Supplied information Start Marker

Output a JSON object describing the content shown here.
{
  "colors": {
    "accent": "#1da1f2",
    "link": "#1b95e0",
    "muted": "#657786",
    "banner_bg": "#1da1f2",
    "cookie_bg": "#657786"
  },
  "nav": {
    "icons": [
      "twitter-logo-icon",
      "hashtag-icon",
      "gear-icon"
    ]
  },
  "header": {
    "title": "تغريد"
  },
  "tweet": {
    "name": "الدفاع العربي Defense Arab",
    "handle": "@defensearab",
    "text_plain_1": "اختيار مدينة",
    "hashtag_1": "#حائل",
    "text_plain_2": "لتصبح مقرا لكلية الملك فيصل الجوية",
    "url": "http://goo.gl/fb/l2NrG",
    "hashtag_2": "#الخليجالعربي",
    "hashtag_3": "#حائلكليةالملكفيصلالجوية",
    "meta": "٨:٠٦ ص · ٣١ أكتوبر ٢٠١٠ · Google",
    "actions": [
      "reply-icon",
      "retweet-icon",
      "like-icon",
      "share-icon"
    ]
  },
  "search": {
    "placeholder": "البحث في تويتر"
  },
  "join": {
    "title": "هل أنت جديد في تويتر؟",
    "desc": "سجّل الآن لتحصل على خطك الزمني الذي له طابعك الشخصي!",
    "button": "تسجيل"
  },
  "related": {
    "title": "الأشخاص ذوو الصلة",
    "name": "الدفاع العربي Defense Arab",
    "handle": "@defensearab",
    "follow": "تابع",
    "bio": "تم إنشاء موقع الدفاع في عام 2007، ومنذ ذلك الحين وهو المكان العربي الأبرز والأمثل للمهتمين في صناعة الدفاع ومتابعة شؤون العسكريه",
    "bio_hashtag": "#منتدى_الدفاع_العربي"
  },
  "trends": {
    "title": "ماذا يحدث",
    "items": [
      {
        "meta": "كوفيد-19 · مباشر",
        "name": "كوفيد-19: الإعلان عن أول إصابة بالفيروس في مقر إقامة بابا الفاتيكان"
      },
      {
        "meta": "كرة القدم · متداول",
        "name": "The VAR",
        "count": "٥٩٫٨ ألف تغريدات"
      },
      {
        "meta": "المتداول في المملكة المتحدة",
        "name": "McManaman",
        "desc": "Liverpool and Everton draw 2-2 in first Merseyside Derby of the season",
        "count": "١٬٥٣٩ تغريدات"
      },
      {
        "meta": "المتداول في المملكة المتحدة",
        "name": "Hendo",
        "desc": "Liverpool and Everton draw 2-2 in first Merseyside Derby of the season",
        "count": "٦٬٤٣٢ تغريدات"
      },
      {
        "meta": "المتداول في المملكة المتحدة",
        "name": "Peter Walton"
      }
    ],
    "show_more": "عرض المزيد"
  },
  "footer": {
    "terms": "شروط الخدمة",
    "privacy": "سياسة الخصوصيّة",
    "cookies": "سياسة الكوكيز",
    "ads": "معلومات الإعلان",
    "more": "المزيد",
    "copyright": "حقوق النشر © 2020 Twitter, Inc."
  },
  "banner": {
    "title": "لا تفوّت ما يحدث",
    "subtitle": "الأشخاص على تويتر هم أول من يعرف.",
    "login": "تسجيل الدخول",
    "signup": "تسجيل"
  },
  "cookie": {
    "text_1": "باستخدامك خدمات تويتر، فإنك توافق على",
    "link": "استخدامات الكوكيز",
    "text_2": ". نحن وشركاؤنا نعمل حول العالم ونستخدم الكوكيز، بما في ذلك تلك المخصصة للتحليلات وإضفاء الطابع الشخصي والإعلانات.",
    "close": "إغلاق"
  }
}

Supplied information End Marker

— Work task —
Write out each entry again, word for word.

— Final answer —
Output a JSON object describing the content shown here.
{
  "colors": {
    "accent": "#1da1f2",
    "link": "#1b95e0",
    "muted": "#657786",
    "banner_bg": "#1da1f2",
    "cookie_bg": "#657786"
  },
  "nav": {
    "icons": [
      "twitter-logo-icon",
      "hashtag-icon",
      "gear-icon"
    ]
  },
  "header": {
    "title": "تغريد"
  },
  "tweet": {
    "name": "الدفاع العربي Defense Arab",
    "handle": "@defensearab",
    "text_plain_1": "اختيار مدينة",
    "hashtag_1": "#حائل",
    "text_plain_2": "لتصبح مقرا لكلية الملك فيصل الجوية",
    "url": "http://goo.gl/fb/l2NrG",
    "hashtag_2": "#الخليجالعربي",
    "hashtag_3": "#حائلكليةالملكفيصلالجوية",
    "meta": "٨:٠٦ ص · ٣١ أكتوبر ٢٠١٠ · Google",
    "actions": [
      "reply-icon",
      "retweet-icon",
      "like-icon",
      "share-icon"
    ]
  },
  "search": {
    "placeholder": "البحث في تويتر"
  },
  "join": {
    "title": "هل أنت جديد في تويتر؟",
    "desc": "سجّل الآن لتحصل على خطك الزمني الذي له طابعك الشخصي!",
    "button": "تسجيل"
  },
  "related": {
    "title": "الأشخاص ذوو الصلة",
    "name": "الدفاع العربي Defense Arab",
    "handle": "@defensearab",
    "follow": "تابع",
    "bio": "تم إنشاء موقع الدفاع في عام 2007، ومنذ ذلك الحين وهو المكان العربي الأبرز والأمثل للمهتمين في صناعة الدفاع ومتابعة شؤون العسكريه",
    "bio_hashtag": "#منتدى_الدفاع_العربي"
  },
  "trends": {
    "title": "ماذا يحدث",
    "items": [
      {
        "meta": "كوفيد-19 · مباشر",
        "name": "كوفيد-19: الإعلان عن أول إصابة بالفيروس في مقر إقامة بابا الفاتيكان"
      },
      {
        "meta": "كرة القدم · متداول",
        "name": "The VAR",
        "count": "٥٩٫٨ ألف تغريدات"
      },
      {
        "meta": "المتداول في المملكة المتحدة",
        "name": "McManaman",
        "desc": "Liverpool and Everton draw 2-2 in first Merseyside Derby of the season",
        "count": "١٬٥٣٩ تغريدات"
      },
      {
        "meta": "المتداول في المملكة المتحدة",
        "name": "Hendo",
        "desc": "Liverpool and Everton draw 2-2 in first Merseyside Derby of the season",
        "count": "٦٬٤٣٢ تغريدات"
      },
      {
        "meta": "المتداول في المملكة المتحدة",
        "name": "Peter Walton"
      }
    ],
    "show_more": "عرض المزيد"
  },
  "footer": {
    "terms": "شروط الخدمة",
    "privacy": "سياسة الخصوصيّة",
    "cookies": "سياسة الكوكيز",
    "ads": "معلومات الإعلان",
    "more": "المزيد",
    "copyright": "حقوق النشر © 2020 Twitter, Inc."
  },
  "banner": {
    "title": "لا تفوّت ما يحدث",
    "subtitle": "الأشخاص على تويتر هم أول من يعرف.",
    "login": "تسجيل الدخول",
    "signup": "تسجيل"
  },
  "cookie": {
    "text_1": "باستخدامك خدمات تويتر، فإنك توافق على",
    "link": "استخدامات الكوكيز",
    "text_2": ". نحن وشركاؤنا نعمل حول العالم ونستخدم الكوكيز، بما في ذلك تلك المخصصة للتحليلات وإضفاء الطابع الشخصي والإعلانات.",
    "close": "إغلاق"
  }
}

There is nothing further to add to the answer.